**Interface dataset entries**.
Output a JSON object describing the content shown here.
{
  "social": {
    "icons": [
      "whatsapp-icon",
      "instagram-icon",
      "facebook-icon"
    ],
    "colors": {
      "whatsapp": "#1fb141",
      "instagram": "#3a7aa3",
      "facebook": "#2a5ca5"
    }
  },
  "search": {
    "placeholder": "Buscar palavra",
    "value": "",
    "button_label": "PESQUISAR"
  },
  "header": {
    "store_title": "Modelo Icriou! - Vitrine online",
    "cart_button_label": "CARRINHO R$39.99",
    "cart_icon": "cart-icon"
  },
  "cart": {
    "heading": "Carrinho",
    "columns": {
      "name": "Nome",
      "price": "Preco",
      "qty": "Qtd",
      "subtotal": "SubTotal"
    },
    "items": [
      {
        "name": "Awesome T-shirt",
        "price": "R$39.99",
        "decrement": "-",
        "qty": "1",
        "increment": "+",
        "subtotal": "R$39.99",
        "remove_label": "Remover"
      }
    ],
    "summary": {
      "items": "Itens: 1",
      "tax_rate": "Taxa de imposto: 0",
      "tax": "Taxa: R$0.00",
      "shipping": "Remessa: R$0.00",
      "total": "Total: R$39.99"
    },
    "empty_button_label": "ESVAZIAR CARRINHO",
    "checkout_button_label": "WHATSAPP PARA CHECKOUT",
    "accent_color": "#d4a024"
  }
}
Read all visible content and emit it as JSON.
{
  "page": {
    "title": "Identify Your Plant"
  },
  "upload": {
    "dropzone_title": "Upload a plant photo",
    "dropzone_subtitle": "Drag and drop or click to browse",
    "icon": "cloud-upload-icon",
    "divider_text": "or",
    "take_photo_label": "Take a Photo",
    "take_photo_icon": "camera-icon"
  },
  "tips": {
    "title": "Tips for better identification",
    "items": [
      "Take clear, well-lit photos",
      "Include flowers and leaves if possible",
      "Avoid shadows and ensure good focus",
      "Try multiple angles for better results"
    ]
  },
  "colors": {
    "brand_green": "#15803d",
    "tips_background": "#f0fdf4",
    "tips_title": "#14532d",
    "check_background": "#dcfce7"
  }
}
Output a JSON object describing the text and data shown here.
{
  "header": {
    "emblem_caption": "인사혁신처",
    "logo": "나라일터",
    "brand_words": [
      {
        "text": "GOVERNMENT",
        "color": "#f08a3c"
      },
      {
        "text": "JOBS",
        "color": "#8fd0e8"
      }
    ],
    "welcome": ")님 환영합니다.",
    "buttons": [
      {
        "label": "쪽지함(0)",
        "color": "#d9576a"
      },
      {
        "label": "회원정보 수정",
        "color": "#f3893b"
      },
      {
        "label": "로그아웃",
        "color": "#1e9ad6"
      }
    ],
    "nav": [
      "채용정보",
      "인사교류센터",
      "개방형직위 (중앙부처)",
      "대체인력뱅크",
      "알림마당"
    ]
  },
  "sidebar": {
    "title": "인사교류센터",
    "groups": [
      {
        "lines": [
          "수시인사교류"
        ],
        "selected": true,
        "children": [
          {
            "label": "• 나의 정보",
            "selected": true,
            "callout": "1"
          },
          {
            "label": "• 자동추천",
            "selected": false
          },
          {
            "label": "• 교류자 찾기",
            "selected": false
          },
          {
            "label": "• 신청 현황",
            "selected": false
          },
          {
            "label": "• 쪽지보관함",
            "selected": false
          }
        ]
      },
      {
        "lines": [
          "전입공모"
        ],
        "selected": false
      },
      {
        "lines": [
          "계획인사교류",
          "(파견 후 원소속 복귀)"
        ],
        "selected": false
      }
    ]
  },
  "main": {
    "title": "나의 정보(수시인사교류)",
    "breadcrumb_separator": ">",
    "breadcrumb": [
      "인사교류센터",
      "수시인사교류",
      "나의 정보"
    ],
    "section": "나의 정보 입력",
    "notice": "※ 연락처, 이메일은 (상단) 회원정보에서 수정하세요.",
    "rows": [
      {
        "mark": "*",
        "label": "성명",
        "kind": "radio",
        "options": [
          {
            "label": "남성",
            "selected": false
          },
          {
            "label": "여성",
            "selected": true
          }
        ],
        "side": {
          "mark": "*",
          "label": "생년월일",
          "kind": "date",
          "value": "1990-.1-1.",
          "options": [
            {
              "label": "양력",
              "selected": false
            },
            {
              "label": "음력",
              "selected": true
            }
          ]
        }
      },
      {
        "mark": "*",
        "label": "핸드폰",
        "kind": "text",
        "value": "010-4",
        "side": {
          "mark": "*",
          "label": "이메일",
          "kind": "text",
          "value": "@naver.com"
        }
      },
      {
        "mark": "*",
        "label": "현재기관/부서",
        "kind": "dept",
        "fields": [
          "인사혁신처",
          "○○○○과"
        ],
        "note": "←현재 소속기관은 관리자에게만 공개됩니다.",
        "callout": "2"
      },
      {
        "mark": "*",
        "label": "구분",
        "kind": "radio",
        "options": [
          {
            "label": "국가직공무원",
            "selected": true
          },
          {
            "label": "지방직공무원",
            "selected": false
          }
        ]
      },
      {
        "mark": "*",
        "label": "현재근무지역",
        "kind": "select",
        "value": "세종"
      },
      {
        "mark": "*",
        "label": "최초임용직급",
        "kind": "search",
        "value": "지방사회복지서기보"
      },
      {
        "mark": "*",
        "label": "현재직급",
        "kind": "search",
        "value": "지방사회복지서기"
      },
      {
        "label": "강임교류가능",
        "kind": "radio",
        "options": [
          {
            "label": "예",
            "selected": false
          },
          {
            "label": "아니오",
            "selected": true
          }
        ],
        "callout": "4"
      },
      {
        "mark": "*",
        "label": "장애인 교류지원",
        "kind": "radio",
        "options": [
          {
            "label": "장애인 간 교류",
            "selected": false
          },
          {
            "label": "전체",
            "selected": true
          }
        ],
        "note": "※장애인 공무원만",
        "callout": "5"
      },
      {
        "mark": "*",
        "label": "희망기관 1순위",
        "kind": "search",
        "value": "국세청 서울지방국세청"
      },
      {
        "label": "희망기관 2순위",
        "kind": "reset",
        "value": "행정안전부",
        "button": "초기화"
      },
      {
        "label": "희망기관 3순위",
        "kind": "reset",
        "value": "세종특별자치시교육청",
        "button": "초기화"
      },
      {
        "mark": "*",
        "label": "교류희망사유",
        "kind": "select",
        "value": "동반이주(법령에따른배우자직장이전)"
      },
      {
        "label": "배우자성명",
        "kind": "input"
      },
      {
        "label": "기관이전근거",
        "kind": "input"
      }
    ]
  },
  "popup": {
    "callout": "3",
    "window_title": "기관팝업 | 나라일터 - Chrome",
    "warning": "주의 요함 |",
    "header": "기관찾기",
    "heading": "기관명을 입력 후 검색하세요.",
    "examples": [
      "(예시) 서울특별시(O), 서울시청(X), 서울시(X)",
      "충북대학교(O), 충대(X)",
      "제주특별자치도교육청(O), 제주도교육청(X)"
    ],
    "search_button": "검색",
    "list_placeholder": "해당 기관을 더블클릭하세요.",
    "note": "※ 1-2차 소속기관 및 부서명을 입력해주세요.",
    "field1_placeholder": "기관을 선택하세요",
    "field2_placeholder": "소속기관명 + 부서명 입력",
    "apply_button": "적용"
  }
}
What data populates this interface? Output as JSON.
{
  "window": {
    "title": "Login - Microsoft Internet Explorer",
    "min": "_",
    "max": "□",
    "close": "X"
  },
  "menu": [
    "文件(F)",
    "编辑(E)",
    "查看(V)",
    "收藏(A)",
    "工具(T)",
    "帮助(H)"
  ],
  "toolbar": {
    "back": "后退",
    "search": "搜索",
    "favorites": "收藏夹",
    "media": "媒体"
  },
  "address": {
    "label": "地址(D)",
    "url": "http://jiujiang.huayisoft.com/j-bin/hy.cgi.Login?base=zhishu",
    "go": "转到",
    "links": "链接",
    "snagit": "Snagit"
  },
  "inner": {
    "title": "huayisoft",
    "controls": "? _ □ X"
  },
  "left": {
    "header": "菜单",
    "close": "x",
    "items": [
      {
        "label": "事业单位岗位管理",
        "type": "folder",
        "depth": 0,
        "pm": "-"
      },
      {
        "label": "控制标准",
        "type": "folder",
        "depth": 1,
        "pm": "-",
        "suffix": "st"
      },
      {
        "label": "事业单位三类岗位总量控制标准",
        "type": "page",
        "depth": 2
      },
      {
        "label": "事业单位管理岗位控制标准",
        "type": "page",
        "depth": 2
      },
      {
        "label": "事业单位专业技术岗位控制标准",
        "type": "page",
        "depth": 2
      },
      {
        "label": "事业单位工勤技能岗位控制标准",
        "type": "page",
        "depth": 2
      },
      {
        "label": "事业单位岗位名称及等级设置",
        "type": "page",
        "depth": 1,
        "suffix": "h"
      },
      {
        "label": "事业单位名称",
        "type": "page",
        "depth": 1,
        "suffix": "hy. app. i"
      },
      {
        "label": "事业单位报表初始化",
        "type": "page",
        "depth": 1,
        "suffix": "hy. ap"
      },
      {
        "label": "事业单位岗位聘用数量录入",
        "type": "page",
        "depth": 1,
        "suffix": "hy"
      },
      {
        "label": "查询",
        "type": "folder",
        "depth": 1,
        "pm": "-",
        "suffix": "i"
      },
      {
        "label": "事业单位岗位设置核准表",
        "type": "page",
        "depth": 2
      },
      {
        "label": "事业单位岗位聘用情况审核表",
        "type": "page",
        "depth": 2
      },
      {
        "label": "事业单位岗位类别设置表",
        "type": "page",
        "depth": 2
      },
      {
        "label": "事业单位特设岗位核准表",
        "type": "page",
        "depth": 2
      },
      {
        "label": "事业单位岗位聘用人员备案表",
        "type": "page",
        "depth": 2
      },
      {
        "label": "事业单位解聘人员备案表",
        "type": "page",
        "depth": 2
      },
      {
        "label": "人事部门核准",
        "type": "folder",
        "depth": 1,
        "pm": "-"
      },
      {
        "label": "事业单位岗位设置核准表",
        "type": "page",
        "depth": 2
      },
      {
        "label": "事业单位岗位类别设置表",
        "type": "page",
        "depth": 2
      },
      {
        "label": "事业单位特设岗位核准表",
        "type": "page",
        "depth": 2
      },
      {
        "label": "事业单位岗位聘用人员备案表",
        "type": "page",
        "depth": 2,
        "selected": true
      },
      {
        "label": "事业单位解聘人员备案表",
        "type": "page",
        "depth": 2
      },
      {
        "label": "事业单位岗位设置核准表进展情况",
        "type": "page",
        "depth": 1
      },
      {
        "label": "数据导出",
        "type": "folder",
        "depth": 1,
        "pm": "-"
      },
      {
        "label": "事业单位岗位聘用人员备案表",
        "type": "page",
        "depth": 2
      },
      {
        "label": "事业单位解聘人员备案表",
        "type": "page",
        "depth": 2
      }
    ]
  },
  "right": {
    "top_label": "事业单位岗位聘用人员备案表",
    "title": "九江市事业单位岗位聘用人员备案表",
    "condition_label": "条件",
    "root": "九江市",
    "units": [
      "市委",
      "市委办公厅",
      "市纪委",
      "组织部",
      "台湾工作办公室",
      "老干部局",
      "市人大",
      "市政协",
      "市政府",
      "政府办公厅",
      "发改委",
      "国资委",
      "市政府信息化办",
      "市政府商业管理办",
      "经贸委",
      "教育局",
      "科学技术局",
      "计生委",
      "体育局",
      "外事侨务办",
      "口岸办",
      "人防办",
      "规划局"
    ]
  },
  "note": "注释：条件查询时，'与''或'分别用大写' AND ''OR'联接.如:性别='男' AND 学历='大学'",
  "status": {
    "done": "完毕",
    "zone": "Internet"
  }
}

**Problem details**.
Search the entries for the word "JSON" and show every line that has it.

**Result of this task**.
Output a JSON object describing the content shown here.
Read all visible content and emit it as JSON.
Output a JSON object describing the text and data shown here.
What data populates this interface? Output as JSON.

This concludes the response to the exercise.